• [Working data]:
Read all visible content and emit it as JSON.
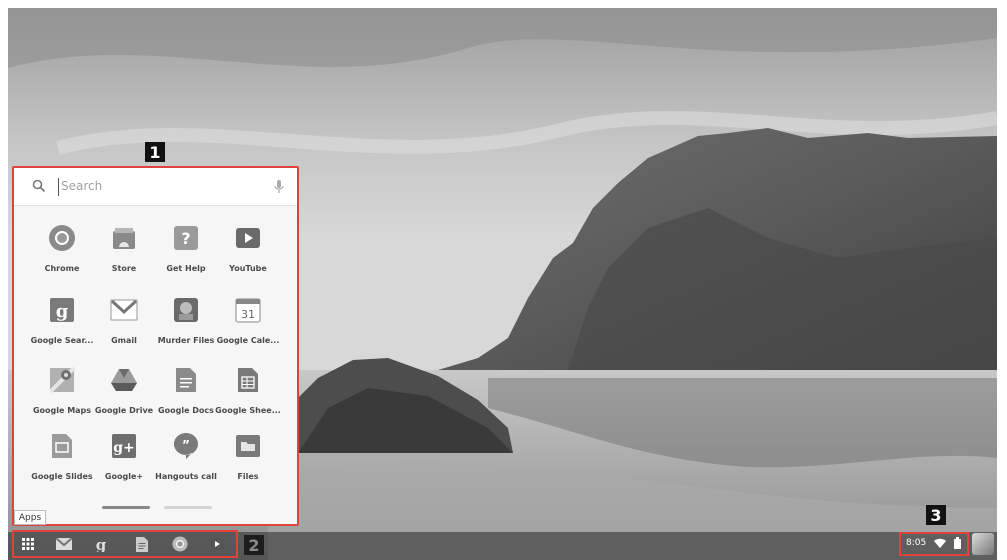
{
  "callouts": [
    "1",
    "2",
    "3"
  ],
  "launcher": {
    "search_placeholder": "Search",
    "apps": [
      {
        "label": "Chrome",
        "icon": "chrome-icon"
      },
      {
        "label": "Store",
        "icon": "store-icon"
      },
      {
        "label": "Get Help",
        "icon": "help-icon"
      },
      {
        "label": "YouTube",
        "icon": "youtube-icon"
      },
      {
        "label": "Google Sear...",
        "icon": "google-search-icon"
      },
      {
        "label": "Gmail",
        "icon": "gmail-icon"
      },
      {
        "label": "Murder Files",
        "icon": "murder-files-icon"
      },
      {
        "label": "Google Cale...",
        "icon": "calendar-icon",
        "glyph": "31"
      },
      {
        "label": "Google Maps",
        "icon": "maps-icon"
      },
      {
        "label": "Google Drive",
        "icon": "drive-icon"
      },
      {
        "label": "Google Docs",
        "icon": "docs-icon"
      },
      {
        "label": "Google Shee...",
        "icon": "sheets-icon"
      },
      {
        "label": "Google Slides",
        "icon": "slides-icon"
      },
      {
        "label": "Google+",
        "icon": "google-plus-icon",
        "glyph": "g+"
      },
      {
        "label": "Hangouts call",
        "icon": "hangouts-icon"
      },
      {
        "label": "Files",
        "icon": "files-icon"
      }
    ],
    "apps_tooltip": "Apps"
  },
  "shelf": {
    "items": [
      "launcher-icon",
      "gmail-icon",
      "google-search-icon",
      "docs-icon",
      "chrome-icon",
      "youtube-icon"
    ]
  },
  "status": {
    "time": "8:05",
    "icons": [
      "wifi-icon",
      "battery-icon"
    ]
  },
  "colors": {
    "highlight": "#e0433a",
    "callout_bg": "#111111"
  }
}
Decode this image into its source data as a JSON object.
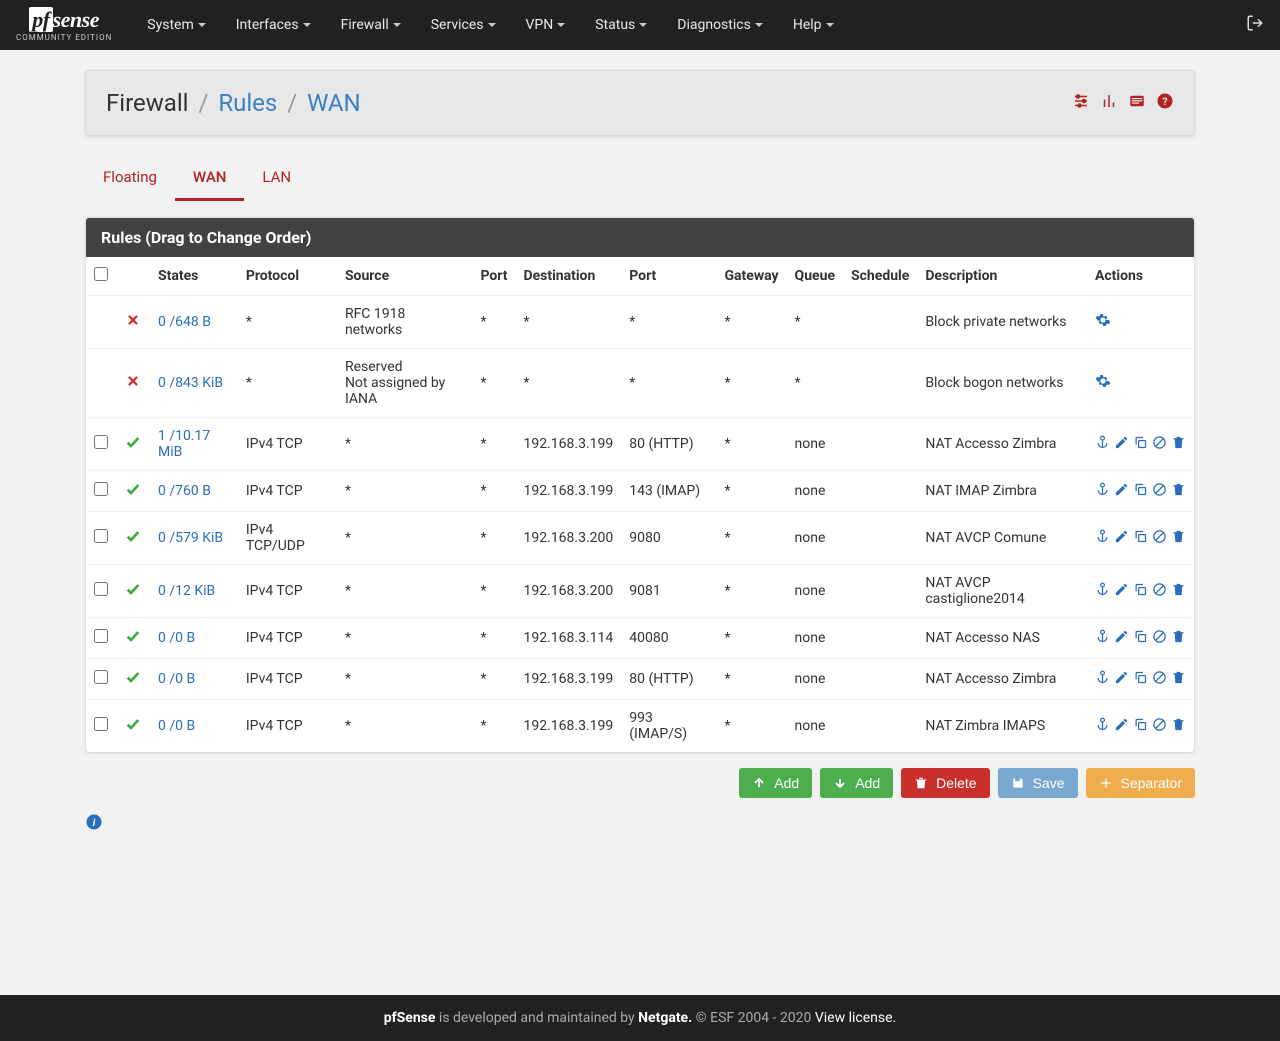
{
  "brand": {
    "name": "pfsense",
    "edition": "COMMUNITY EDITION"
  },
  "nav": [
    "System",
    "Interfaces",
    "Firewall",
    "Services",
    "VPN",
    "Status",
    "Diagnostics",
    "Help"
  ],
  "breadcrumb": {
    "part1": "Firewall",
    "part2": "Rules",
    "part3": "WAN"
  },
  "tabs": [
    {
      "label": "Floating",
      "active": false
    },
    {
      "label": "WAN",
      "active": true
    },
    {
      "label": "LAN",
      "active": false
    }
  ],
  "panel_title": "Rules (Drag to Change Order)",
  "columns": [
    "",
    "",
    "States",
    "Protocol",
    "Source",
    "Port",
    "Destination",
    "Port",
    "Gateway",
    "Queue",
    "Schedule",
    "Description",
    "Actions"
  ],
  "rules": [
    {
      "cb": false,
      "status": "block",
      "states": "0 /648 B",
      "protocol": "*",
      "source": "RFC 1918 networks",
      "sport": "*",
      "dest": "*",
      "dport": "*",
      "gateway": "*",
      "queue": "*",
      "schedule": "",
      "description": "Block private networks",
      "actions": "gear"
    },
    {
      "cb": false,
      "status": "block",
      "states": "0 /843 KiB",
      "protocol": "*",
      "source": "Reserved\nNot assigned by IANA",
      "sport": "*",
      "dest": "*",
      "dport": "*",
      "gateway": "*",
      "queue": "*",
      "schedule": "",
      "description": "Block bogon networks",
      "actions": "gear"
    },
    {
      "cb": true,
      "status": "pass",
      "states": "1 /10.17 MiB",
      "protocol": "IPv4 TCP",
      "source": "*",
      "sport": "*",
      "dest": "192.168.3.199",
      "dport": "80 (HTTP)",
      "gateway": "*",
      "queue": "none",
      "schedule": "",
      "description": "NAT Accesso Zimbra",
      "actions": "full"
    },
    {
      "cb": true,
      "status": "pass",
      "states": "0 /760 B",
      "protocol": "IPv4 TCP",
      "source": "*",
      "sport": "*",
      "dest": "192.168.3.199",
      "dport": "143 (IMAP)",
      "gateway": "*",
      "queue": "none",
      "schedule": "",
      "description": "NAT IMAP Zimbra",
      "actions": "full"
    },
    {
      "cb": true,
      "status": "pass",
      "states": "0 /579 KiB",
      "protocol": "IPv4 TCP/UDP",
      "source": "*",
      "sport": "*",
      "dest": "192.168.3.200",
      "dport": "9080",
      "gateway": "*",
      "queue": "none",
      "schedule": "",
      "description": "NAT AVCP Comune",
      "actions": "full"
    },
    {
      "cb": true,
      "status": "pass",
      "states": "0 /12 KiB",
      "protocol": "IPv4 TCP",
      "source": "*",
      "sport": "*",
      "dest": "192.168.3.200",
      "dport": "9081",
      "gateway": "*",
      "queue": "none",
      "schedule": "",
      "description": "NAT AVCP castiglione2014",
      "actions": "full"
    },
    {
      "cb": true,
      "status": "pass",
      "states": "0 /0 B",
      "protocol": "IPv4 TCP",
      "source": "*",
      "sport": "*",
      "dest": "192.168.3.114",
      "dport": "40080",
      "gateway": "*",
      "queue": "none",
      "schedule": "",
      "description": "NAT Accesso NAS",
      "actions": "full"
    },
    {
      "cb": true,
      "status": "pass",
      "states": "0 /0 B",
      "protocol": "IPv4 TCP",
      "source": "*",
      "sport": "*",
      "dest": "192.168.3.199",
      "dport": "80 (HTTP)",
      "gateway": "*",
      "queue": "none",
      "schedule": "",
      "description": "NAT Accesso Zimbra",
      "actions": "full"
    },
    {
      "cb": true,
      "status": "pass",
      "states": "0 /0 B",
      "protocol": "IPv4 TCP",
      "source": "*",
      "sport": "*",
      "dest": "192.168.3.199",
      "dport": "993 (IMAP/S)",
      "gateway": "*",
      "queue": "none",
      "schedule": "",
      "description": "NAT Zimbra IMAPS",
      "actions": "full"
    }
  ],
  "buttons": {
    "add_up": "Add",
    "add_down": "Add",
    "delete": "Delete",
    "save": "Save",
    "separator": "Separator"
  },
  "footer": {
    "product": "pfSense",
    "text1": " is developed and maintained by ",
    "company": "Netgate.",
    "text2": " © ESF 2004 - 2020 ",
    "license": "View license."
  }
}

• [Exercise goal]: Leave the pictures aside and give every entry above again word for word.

• [Task solution]:
Read all visible content and emit it as JSON.
{
  "callouts": [
    "1",
    "2",
    "3"
  ],
  "launcher": {
    "search_placeholder": "Search",
    "apps": [
      {
        "label": "Chrome",
        "icon": "chrome-icon"
      },
      {
        "label": "Store",
        "icon": "store-icon"
      },
      {
        "label": "Get Help",
        "icon": "help-icon"
      },
      {
        "label": "YouTube",
        "icon": "youtube-icon"
      },
      {
        "label": "Google Sear...",
        "icon": "google-search-icon"
      },
      {
        "label": "Gmail",
        "icon": "gmail-icon"
      },
      {
        "label": "Murder Files",
        "icon": "murder-files-icon"
      },
      {
        "label": "Google Cale...",
        "icon": "calendar-icon",
        "glyph": "31"
      },
      {
        "label": "Google Maps",
        "icon": "maps-icon"
      },
      {
        "label": "Google Drive",
        "icon": "drive-icon"
      },
      {
        "label": "Google Docs",
        "icon": "docs-icon"
      },
      {
        "label": "Google Shee...",
        "icon": "sheets-icon"
      },
      {
        "label": "Google Slides",
        "icon": "slides-icon"
      },
      {
        "label": "Google+",
        "icon": "google-plus-icon",
        "glyph": "g+"
      },
      {
        "label": "Hangouts call",
        "icon": "hangouts-icon"
      },
      {
        "label": "Files",
        "icon": "files-icon"
      }
    ],
    "apps_tooltip": "Apps"
  },
  "shelf": {
    "items": [
      "launcher-icon",
      "gmail-icon",
      "google-search-icon",
      "docs-icon",
      "chrome-icon",
      "youtube-icon"
    ]
  },
  "status": {
    "time": "8:05",
    "icons": [
      "wifi-icon",
      "battery-icon"
    ]
  },
  "colors": {
    "highlight": "#e0433a",
    "callout_bg": "#111111"
  }
}
Decode this image into its source data as a JSON object.
{
  "brand": {
    "name": "pfsense",
    "edition": "COMMUNITY EDITION"
  },
  "nav": [
    "System",
    "Interfaces",
    "Firewall",
    "Services",
    "VPN",
    "Status",
    "Diagnostics",
    "Help"
  ],
  "breadcrumb": {
    "part1": "Firewall",
    "part2": "Rules",
    "part3": "WAN"
  },
  "tabs": [
    {
      "label": "Floating",
      "active": false
    },
    {
      "label": "WAN",
      "active": true
    },
    {
      "label": "LAN",
      "active": false
    }
  ],
  "panel_title": "Rules (Drag to Change Order)",
  "columns": [
    "",
    "",
    "States",
    "Protocol",
    "Source",
    "Port",
    "Destination",
    "Port",
    "Gateway",
    "Queue",
    "Schedule",
    "Description",
    "Actions"
  ],
  "rules": [
    {
      "cb": false,
      "status": "block",
      "states": "0 /648 B",
      "protocol": "*",
      "source": "RFC 1918 networks",
      "sport": "*",
      "dest": "*",
      "dport": "*",
      "gateway": "*",
      "queue": "*",
      "schedule": "",
      "description": "Block private networks",
      "actions": "gear"
    },
    {
      "cb": false,
      "status": "block",
      "states": "0 /843 KiB",
      "protocol": "*",
      "source": "Reserved\nNot assigned by IANA",
      "sport": "*",
      "dest": "*",
      "dport": "*",
      "gateway": "*",
      "queue": "*",
      "schedule": "",
      "description": "Block bogon networks",
      "actions": "gear"
    },
    {
      "cb": true,
      "status": "pass",
      "states": "1 /10.17 MiB",
      "protocol": "IPv4 TCP",
      "source": "*",
      "sport": "*",
      "dest": "192.168.3.199",
      "dport": "80 (HTTP)",
      "gateway": "*",
      "queue": "none",
      "schedule": "",
      "description": "NAT Accesso Zimbra",
      "actions": "full"
    },
    {
      "cb": true,
      "status": "pass",
      "states": "0 /760 B",
      "protocol": "IPv4 TCP",
      "source": "*",
      "sport": "*",
      "dest": "192.168.3.199",
      "dport": "143 (IMAP)",
      "gateway": "*",
      "queue": "none",
      "schedule": "",
      "description": "NAT IMAP Zimbra",
      "actions": "full"
    },
    {
      "cb": true,
      "status": "pass",
      "states": "0 /579 KiB",
      "protocol": "IPv4 TCP/UDP",
      "source": "*",
      "sport": "*",
      "dest": "192.168.3.200",
      "dport": "9080",
      "gateway": "*",
      "queue": "none",
      "schedule": "",
      "description": "NAT AVCP Comune",
      "actions": "full"
    },
    {
      "cb": true,
      "status": "pass",
      "states": "0 /12 KiB",
      "protocol": "IPv4 TCP",
      "source": "*",
      "sport": "*",
      "dest": "192.168.3.200",
      "dport": "9081",
      "gateway": "*",
      "queue": "none",
      "schedule": "",
      "description": "NAT AVCP castiglione2014",
      "actions": "full"
    },
    {
      "cb": true,
      "status": "pass",
      "states": "0 /0 B",
      "protocol": "IPv4 TCP",
      "source": "*",
      "sport": "*",
      "dest": "192.168.3.114",
      "dport": "40080",
      "gateway": "*",
      "queue": "none",
      "schedule": "",
      "description": "NAT Accesso NAS",
      "actions": "full"
    },
    {
      "cb": true,
      "status": "pass",
      "states": "0 /0 B",
      "protocol": "IPv4 TCP",
      "source": "*",
      "sport": "*",
      "dest": "192.168.3.199",
      "dport": "80 (HTTP)",
      "gateway": "*",
      "queue": "none",
      "schedule": "",
      "description": "NAT Accesso Zimbra",
      "actions": "full"
    },
    {
      "cb": true,
      "status": "pass",
      "states": "0 /0 B",
      "protocol": "IPv4 TCP",
      "source": "*",
      "sport": "*",
      "dest": "192.168.3.199",
      "dport": "993 (IMAP/S)",
      "gateway": "*",
      "queue": "none",
      "schedule": "",
      "description": "NAT Zimbra IMAPS",
      "actions": "full"
    }
  ],
  "buttons": {
    "add_up": "Add",
    "add_down": "Add",
    "delete": "Delete",
    "save": "Save",
    "separator": "Separator"
  },
  "footer": {
    "product": "pfSense",
    "text1": " is developed and maintained by ",
    "company": "Netgate.",
    "text2": " © ESF 2004 - 2020 ",
    "license": "View license."
  }
}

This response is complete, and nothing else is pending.